By Dovid Zaklikowski for COLlive and Hasidic Archives
In the early 1950s, David Grossman had a weekly ritual. Every Shabbos morning, he would trek a dozen or so blocks from his home on the corner of St. Marks and Brooklyn Avenues in Crown Heights to his favorite small synagogue, the Agudah Shul, on Crown Street and Kingston Avenue.
Mr. Grossman, a WWII veteran who owned a butcher shop in the neighborhood, was careful to leave at exactly the same time every week. That way, he was able to greet the Rebbe, who arrived at the corner of Eastern Parkway and Brooklyn Avenue at 8:50 on his way to the Karestirer Mikvah.
Though they were separated by Eastern Parkway traffic, the Rebbe never failed to nod to Mr. Grossman and wish him a “gut Shabbos” before they each continued on their way.
One week in 1952, Mr. Grossman was running late. He took his usual route with a heavy heart, consoling himself that there would be opportunities to greet the Rebbe in the future.
To his surprise, however, when he arrived at the corner, the Rebbe was there waiting for him.

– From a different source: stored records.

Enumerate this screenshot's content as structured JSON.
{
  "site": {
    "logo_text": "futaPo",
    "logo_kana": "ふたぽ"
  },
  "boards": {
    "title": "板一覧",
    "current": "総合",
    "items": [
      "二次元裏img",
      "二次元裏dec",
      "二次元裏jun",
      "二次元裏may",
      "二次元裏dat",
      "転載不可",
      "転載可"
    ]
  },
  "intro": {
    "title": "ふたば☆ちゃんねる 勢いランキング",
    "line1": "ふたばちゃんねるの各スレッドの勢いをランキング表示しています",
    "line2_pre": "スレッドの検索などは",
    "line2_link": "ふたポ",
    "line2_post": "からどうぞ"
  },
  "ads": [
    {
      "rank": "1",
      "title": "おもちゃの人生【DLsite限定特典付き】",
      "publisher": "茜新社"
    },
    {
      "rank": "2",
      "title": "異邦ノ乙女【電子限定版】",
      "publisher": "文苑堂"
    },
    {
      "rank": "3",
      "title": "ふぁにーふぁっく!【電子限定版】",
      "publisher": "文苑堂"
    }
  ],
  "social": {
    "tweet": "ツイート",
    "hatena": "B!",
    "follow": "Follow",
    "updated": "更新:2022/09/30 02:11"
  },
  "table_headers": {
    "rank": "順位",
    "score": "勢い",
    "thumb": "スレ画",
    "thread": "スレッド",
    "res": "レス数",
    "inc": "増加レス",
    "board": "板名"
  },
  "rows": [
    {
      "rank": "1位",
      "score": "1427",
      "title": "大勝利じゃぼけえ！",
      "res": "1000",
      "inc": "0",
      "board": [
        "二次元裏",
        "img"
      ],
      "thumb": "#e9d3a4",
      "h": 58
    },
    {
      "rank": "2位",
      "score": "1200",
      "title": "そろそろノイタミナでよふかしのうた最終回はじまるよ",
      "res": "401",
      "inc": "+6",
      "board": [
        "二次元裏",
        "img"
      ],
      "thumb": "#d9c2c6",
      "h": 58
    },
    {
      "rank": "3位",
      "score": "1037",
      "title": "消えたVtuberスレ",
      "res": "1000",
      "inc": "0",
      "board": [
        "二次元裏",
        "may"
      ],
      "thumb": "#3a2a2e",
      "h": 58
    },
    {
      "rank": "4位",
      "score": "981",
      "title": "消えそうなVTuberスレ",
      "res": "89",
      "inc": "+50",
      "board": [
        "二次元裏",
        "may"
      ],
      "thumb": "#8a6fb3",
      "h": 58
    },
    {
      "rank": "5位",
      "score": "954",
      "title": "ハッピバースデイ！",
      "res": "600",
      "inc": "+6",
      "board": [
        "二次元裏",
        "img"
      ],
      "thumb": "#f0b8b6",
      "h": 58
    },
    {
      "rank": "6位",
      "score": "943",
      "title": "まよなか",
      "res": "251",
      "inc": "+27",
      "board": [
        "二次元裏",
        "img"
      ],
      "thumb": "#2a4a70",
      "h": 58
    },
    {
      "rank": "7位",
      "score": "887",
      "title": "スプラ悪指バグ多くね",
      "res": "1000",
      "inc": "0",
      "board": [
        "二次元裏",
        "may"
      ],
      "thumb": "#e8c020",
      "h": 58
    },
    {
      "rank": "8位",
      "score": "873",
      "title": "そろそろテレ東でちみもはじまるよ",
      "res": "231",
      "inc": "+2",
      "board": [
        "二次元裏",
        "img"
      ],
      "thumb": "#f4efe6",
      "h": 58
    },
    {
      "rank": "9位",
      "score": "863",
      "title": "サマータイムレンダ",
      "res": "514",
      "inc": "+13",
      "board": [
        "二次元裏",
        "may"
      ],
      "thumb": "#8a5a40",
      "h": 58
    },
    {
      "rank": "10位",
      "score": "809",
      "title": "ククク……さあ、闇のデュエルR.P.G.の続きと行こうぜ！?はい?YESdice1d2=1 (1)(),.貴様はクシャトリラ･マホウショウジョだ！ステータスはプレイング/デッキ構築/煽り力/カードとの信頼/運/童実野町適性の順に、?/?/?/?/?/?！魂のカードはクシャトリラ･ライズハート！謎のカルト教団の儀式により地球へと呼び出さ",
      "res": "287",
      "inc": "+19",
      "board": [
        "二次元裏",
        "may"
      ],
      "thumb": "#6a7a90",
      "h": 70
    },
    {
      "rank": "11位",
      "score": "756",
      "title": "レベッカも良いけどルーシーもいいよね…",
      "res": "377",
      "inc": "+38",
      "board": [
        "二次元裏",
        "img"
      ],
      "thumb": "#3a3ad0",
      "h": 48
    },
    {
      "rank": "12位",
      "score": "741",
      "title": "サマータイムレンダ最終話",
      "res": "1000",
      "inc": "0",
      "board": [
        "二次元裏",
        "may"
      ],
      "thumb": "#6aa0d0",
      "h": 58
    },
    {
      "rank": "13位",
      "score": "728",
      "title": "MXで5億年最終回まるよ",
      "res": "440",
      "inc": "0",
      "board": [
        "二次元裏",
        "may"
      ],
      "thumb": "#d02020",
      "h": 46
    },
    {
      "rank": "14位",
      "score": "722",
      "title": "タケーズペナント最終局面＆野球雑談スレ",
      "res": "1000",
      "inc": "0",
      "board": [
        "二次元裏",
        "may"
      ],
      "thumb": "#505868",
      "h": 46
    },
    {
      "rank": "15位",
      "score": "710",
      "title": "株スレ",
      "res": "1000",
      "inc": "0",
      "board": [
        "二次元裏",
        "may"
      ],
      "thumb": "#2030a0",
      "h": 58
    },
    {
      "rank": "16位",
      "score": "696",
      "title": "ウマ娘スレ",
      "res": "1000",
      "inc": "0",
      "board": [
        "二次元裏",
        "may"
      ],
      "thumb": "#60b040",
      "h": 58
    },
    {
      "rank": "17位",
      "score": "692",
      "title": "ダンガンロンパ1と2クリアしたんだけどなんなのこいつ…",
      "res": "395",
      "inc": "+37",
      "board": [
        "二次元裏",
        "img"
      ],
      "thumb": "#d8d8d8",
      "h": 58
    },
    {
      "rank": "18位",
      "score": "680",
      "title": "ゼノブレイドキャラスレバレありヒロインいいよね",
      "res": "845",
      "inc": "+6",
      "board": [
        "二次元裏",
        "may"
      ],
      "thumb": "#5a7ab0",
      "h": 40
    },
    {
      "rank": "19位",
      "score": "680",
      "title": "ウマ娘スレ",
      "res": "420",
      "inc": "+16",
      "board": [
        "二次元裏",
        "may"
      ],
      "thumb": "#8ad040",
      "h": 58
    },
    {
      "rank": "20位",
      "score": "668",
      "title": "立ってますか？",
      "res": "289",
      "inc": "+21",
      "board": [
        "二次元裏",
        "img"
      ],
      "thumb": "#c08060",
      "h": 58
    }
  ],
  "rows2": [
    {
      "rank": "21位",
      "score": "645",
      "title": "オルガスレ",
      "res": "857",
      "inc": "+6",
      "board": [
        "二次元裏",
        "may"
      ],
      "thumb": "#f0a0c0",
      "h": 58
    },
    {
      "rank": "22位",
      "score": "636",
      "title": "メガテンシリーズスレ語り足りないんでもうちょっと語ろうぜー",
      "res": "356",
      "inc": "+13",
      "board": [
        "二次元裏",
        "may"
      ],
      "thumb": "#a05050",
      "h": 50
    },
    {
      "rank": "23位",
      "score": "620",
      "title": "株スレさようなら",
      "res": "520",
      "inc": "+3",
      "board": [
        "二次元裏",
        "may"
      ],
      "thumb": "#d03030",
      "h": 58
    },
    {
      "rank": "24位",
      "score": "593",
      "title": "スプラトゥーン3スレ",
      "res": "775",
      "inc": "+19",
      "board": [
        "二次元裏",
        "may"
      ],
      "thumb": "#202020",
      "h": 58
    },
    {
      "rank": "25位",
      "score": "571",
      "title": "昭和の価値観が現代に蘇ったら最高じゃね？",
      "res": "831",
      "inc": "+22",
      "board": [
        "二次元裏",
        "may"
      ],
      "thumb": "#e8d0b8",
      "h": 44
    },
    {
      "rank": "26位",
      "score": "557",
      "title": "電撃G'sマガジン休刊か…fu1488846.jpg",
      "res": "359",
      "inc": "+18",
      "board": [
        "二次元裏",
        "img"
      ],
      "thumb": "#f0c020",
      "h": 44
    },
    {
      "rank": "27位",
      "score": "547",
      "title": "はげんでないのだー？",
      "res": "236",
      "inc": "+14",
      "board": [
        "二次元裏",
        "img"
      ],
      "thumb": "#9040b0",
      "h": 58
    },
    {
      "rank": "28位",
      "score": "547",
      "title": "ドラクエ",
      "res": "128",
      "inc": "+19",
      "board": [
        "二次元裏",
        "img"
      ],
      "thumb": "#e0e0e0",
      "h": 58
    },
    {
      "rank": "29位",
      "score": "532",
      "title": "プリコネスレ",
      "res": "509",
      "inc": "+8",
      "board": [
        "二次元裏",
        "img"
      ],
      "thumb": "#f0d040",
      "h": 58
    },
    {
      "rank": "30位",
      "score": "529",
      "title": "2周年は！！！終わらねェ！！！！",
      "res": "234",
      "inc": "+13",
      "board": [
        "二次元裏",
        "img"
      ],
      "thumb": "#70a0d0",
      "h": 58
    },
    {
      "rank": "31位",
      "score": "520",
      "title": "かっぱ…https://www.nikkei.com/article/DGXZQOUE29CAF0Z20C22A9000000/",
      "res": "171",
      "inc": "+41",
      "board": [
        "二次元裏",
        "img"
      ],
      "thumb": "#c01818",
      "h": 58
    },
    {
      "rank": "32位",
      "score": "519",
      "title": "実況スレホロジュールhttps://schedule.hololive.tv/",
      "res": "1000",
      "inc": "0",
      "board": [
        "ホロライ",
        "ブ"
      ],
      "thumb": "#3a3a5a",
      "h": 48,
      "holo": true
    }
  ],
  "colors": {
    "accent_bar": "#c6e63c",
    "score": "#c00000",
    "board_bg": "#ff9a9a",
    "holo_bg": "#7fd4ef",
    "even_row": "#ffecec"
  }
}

They nodded to each other, and the Rebbe continued on his way.